He won a Tri-Nations title in 2011 and led the wallabies to third place in the Rugby World Cup later that year. No sooner had Australian Rugby Union chief executive Bill Pulver thanked Deans for his efforts in one press release, than a few hours later he welcomed former World Cup winning Wallaby prop McKenzie into the role in his place.
McKenzie becomes the first former Australian international installed in the job since Dave Brockhoff coached the Wallabies to a Bledisloe Cup success in his final year at the helm in 1979. His appointment was endorsed by the ARU board after receiving a recommendation from ARU Pulver.
With Deans’ contract due to expire at the end of 2013, an advisory group approved by the Board had been assessing the coaching position and potential candidates – including Deans – as the season progressed.
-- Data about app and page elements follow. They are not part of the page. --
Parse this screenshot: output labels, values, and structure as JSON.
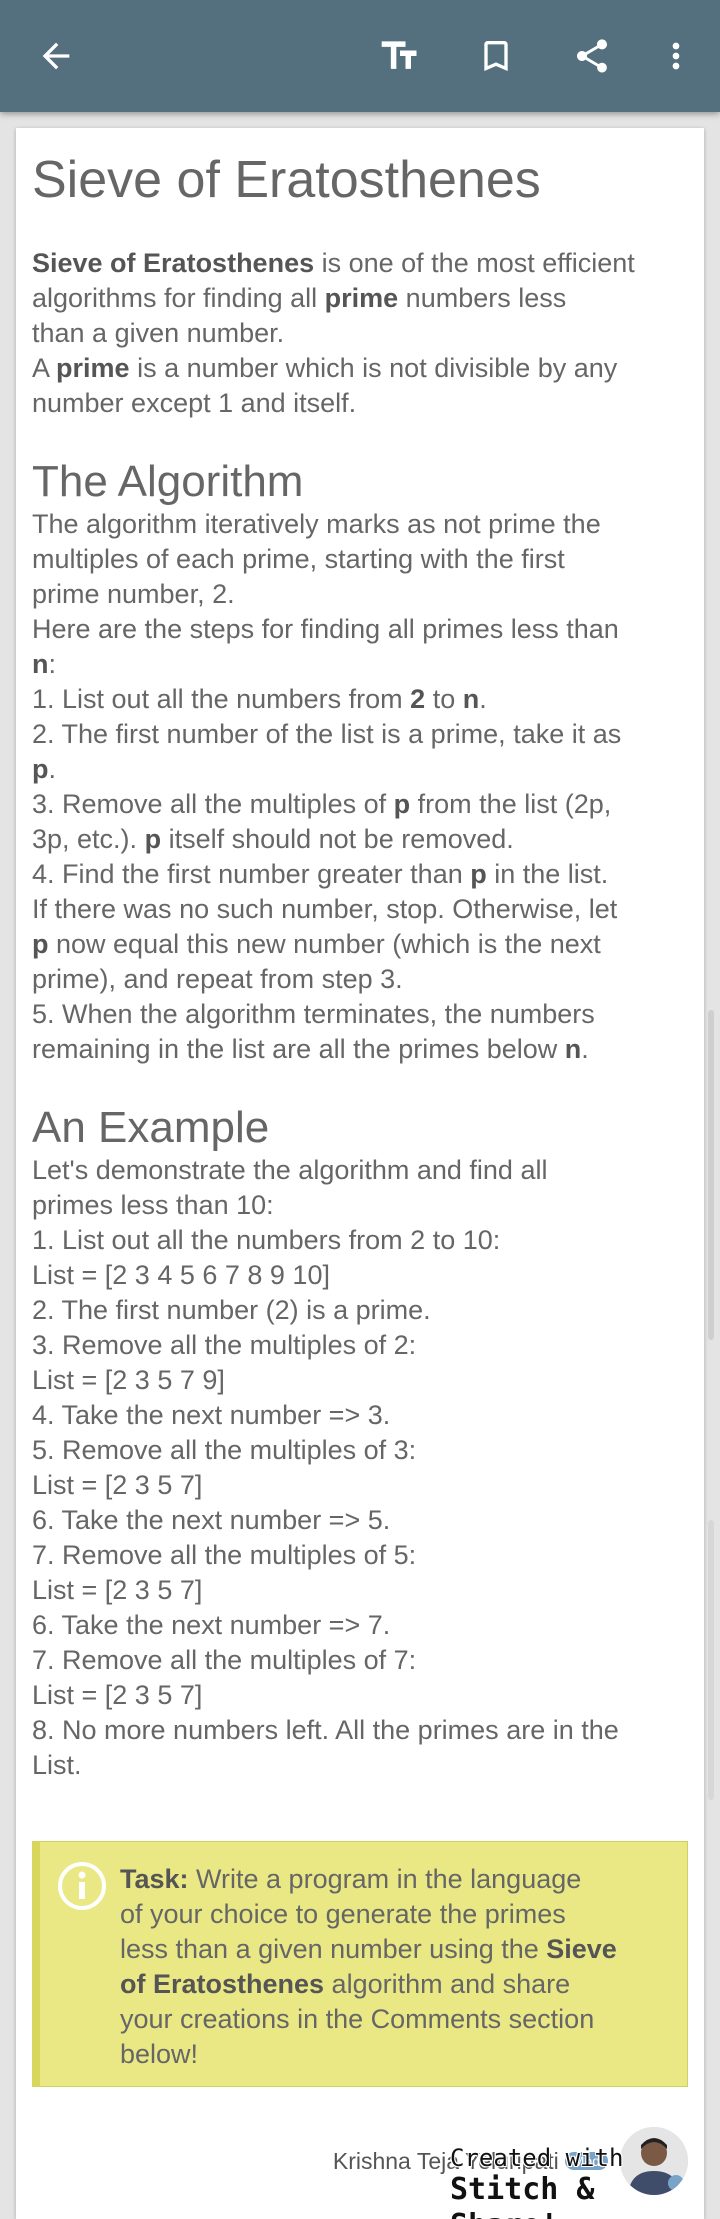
{
  "toolbar": {
    "back_icon": "arrow-left-icon",
    "text_size_icon": "text-size-icon",
    "bookmark_icon": "bookmark-icon",
    "share_icon": "share-icon",
    "more_icon": "more-vert-icon",
    "bar_color": "#54707f"
  },
  "article": {
    "title": "Sieve of Eratosthenes",
    "intro": {
      "p1_bold": "Sieve of Eratosthenes",
      "p1_a": " is one of the most efficient",
      "p1_b": "algorithms for finding all ",
      "p1_prime": "prime",
      "p1_c": " numbers less",
      "p1_d": "than a given number.",
      "p2_a": "A ",
      "p2_prime": "prime",
      "p2_b": " is a number which is not divisible by any",
      "p2_c": "number except 1 and itself."
    },
    "algorithm": {
      "heading": "The Algorithm",
      "l1": "The algorithm iteratively marks as not prime the",
      "l2": "multiples of each prime, starting with the first",
      "l3": "prime number, 2.",
      "l4": "Here are the steps for finding all primes less than",
      "l5_n": "n",
      "l5_colon": ":",
      "s1_a": "1. List out all the numbers from ",
      "s1_2": "2",
      "s1_b": " to ",
      "s1_n": "n",
      "s1_c": ".",
      "s2_a": "2. The first number of the list is a prime, take it as",
      "s2_p": "p",
      "s2_b": ".",
      "s3_a": "3. Remove all the multiples of ",
      "s3_p": "p",
      "s3_b": " from the list (2p,",
      "s3_c": "3p, etc.). ",
      "s3_p2": "p",
      "s3_d": " itself should not be removed.",
      "s4_a": "4. Find the first number greater than ",
      "s4_p": "p",
      "s4_b": " in the list.",
      "s4_c": "If there was no such number, stop. Otherwise, let",
      "s4_p2": "p",
      "s4_d": " now equal this new number (which is the next",
      "s4_e": "prime), and repeat from step 3.",
      "s5_a": "5. When the algorithm terminates, the numbers",
      "s5_b": "remaining in the list are all the primes below ",
      "s5_n": "n",
      "s5_c": "."
    },
    "example": {
      "heading": "An Example",
      "lines": [
        "Let's demonstrate the algorithm and find all",
        "primes less than 10:",
        "1. List out all the numbers from 2 to 10:",
        "List = [2 3 4 5 6 7 8 9 10]",
        "2. The first number (2) is a prime.",
        "3. Remove all the multiples of 2:",
        "List = [2 3 5 7 9]",
        "4. Take the next number => 3.",
        "5. Remove all the multiples of 3:",
        "List = [2 3 5 7]",
        "6. Take the next number => 5.",
        "7. Remove all the multiples of 5:",
        "List = [2 3 5 7]",
        "6. Take the next number => 7.",
        "7. Remove all the multiples of 7:",
        "List = [2 3 5 7]",
        "8. No more numbers left. All the primes are in the",
        "List."
      ]
    },
    "task": {
      "icon": "info-icon",
      "label": "Task:",
      "t1": " Write a program in the language",
      "t2": "of your choice to generate the primes",
      "t3": "less than a given number using the ",
      "t3_bold": "Sieve",
      "t4_bold": "of Eratosthenes",
      "t4": " algorithm and share",
      "t5": "your creations in the Comments section",
      "t6": "below!",
      "bg_color": "#e9e885"
    },
    "author": {
      "name": "Krishna Teja Yeluripati",
      "badge": "Mod"
    }
  },
  "watermark": {
    "line1": "Created with",
    "line2": "Stitch & Share!"
  }
}
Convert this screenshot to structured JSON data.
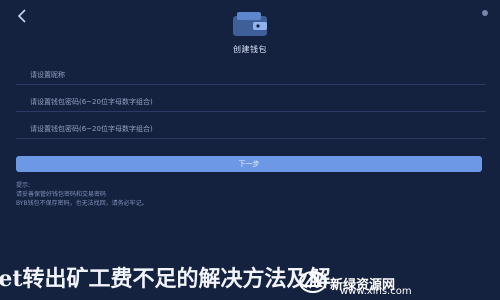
{
  "header": {
    "back_icon": "chevron-left-icon",
    "status_text": "",
    "title": "创建钱包"
  },
  "form": {
    "name_placeholder": "请设置昵称",
    "password_placeholder": "请设置钱包密码(6~20位字母数字组合)",
    "confirm_placeholder": "请设置钱包密码(6~20位字母数字组合)"
  },
  "actions": {
    "next_label": "下一步"
  },
  "notes": [
    "提示:",
    "请妥善保管好钱包密码和交易密码",
    "BYB钱包不保存密码，也无法找回，请务必牢记。"
  ],
  "banner": {
    "text": "let转出矿工费不足的解决方法及解"
  },
  "watermark": {
    "site": "新绿资源网",
    "url": "www.xlhs.com"
  },
  "colors": {
    "background": "#14213f",
    "button": "#6d98e6"
  }
}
“We have been conducting that due diligence over the last few months, taking into account broad criteria for coach selection. Consideration was given to leadership skills, discipline, coaching capability, coaching records, and important factors such as character, values and style of play,” said Pulver.
“Therefore, we were well prepared depending on how the year unfolded. Robbie resigning in the wake of the Lions Tour did not catch us unprepared to move forward with a replacement.
“Having established the necessary criteria, and spoken to the relevant people, we were convinced that Ewen was now the man to take the Qantas Wallabies forward. His opportunity comes forward quickly, with the Rugby Championship and the opening match of that competition – the Bledisloe Cup showdown with the All Blacks on 17 August.
“In welcoming Ewen, ARU also wants to say a sincere thank you to Robbie Deans for his massive contribution to the game in this country over a long period of time. Robbie came into the job in 2008, improved our away record almost immediately, delivered a Tri Nations title in 2011, and has been a significant part of a Lions Tour that over shadows any other Rugby event in Australia since the 2003 Rugby World Cup.”